According to a report from Deadline, the biopic on the British rock band Queen was in its development stage for almost 10 years. Now the wait is finally over. The film, called “Bohemian Rhapsody” after one of the band’s most well-known songs, features Rami Malek in the lead role of Freddie Mercury. Best known for his Emmy award-winning portrayal of Elliot Alderson, an introverted cybersecurity engineer on USA Network’s “Mr. Robot”, Malek plays one of the most charismatic and legendary performers in rock ‘n’ roll history. He plays the role almost effortlessly, from Mercury’s humble beginnings as a baggage handler to his set at the Live Aid benefit concert.

Malek is joined by Ben Hardy as Roger Taylor; Joseph Mazzello as John Deacon; and Gwilym Lee as Brian May, who were Mercury’s bandmates. A cameo appearance from Mike Myers is a golden nugget for Queen fans. In 1992, Myers starred in “Wayne’s World”, a motion picture spin-off of his “Saturday Night Live” character, Wayne Campbell. In the iconic scene, Campbell, along with his best friend Garth Algar, played by Dana Carvey, sing along to the Queen song “Bohemian Rhapsody” in Garth’s AMC Pacer.  However, in the film “Rhapsody”, Myers plays EMI record executive Ray Foster.

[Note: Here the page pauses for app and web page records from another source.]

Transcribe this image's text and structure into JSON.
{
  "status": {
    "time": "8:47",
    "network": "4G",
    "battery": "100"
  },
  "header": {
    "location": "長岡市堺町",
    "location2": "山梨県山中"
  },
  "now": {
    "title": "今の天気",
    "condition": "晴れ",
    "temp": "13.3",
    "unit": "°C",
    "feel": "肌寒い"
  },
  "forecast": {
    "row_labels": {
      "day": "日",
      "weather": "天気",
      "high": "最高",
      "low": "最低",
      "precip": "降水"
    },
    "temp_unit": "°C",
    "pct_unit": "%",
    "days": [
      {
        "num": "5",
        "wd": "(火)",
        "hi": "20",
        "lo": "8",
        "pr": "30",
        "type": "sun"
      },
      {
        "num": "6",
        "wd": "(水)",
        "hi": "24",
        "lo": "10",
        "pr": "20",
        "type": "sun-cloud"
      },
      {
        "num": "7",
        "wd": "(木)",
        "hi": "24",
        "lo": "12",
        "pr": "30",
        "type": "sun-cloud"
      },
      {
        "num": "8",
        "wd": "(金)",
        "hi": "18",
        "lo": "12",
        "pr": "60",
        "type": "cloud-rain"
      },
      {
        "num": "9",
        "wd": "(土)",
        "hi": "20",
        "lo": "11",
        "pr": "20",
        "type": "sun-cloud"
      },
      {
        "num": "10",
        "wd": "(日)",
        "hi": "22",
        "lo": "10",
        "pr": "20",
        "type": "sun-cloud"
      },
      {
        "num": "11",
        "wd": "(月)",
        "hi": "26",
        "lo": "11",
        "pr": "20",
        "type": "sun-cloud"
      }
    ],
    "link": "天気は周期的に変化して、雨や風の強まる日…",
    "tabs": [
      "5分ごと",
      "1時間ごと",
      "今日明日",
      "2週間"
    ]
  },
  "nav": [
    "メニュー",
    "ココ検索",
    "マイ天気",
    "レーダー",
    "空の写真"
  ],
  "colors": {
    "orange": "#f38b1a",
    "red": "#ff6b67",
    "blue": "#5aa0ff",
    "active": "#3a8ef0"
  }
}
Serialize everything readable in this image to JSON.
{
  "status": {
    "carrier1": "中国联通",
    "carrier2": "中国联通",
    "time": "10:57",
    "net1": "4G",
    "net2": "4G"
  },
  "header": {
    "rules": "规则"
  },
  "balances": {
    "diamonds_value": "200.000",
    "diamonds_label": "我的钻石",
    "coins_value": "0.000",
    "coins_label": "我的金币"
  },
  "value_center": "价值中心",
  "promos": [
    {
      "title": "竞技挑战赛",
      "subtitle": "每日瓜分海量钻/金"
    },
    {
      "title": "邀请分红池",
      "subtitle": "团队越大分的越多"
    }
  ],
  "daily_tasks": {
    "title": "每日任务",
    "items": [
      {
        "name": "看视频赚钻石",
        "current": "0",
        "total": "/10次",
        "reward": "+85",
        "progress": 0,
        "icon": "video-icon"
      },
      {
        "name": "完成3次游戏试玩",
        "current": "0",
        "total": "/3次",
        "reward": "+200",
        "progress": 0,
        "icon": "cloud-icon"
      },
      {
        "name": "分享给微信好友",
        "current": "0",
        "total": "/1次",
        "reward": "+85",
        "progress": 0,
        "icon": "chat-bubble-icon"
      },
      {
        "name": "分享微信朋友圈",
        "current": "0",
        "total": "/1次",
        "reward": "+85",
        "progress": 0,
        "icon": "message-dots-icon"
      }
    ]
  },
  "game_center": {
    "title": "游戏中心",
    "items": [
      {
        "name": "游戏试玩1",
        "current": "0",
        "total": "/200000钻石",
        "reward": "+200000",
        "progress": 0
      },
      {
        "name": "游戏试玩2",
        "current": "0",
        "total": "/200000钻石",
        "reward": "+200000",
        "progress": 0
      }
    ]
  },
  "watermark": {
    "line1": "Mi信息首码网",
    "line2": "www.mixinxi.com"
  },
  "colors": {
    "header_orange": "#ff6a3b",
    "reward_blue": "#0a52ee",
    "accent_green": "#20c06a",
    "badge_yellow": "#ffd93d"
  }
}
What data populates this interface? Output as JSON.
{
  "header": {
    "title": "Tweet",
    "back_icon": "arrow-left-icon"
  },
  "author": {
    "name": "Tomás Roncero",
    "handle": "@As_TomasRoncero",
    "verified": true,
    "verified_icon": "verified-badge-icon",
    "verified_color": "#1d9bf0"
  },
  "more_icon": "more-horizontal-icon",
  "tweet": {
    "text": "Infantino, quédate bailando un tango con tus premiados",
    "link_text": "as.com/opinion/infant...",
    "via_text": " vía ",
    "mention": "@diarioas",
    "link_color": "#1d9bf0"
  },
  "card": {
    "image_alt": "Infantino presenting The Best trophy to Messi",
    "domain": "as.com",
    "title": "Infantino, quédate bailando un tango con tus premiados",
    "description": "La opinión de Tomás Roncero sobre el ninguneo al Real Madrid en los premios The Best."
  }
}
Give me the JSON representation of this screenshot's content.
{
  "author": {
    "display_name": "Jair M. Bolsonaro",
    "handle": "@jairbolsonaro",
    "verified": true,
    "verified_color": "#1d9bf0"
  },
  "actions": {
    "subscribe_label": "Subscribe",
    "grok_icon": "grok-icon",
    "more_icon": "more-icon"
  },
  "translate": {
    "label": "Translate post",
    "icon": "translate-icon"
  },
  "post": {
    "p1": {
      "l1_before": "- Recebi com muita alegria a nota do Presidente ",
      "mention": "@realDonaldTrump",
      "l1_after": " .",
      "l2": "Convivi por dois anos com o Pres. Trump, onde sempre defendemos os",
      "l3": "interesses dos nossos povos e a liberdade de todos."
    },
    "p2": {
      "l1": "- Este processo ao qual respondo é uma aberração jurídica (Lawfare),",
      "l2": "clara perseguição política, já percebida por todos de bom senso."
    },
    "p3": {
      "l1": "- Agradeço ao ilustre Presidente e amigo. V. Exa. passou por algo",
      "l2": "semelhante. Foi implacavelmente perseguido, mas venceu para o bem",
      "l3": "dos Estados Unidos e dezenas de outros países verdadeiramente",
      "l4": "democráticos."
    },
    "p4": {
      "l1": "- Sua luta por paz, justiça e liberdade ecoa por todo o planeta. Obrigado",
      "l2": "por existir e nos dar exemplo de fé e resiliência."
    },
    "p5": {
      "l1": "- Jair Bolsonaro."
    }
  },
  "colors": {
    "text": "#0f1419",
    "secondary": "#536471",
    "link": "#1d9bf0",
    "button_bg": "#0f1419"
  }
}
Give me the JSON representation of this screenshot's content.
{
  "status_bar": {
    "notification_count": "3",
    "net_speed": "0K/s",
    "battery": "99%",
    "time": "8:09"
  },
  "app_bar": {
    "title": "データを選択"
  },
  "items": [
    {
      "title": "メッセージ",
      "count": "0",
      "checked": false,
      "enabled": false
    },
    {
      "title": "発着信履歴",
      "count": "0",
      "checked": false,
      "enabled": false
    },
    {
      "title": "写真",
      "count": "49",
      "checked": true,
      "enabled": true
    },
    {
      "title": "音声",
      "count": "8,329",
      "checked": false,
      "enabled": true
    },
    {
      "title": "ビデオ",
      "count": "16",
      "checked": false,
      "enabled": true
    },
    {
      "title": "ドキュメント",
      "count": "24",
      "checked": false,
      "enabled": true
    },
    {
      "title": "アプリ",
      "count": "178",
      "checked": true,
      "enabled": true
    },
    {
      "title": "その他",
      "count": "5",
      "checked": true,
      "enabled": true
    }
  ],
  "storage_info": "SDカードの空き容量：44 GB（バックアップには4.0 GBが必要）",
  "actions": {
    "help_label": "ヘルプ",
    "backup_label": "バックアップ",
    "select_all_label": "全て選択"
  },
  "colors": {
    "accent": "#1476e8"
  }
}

In an interview Myers gave on the Late Show with Stephen Colbert, he described the character as “fictional,” based on a number of record label executives who doubted that anyone would enjoy the ambitious, revolutionary sound of Bohemian Rhapsody. In this role, Myers crushes it doing what can be best described as Shrek if he were raised in Liverpool during the 1970s.  

Ironically, this cast was not part of the original vision of the film. Instead, according to Deadline, big names like David Fincher, director of “Social Network” and “Gone Girl”, were. Eventually, 20th Century Fox settled on “X-Men: Apocalypse” director Bryan Singer to helm the film, which was plagued with production issues. After halting production due to his inability to arrive on set in London, Singer was replaced by “Eddie the Eagle” and “Rocketman” director, Dexter Fletcher for the remaining scenes.  Although Singer still holds the title of director, Fletcher was given the executive producer credit. 

Various audiences were on the edge of their seats after seeing the embodiment of timeless classics like “We Will Rock You” and the eponymous title song. The sound mixing and cinematography was impressive. The dazzling display of lights brought it all together and the Dolby theater speakers made it feel like a live performance was taking place. 

The film brilliantly conveys the dark side of fame and fortune, as well as Freddie Mercury’s promiscuity. When Malek comes to terms with his AIDS diagnosis, the audience sees his true acting ability, as the vulnerability in his eyes is palpable.  All of the band members were played exceptionally well, and one can definitely foresee Oscar nominations for Malek and costume designer Julian Day. The issues and conflicts that halted production on this film are barely noticeable. Anyone who’s a true a rock n’ roll fan or loves a great biopic will love this one.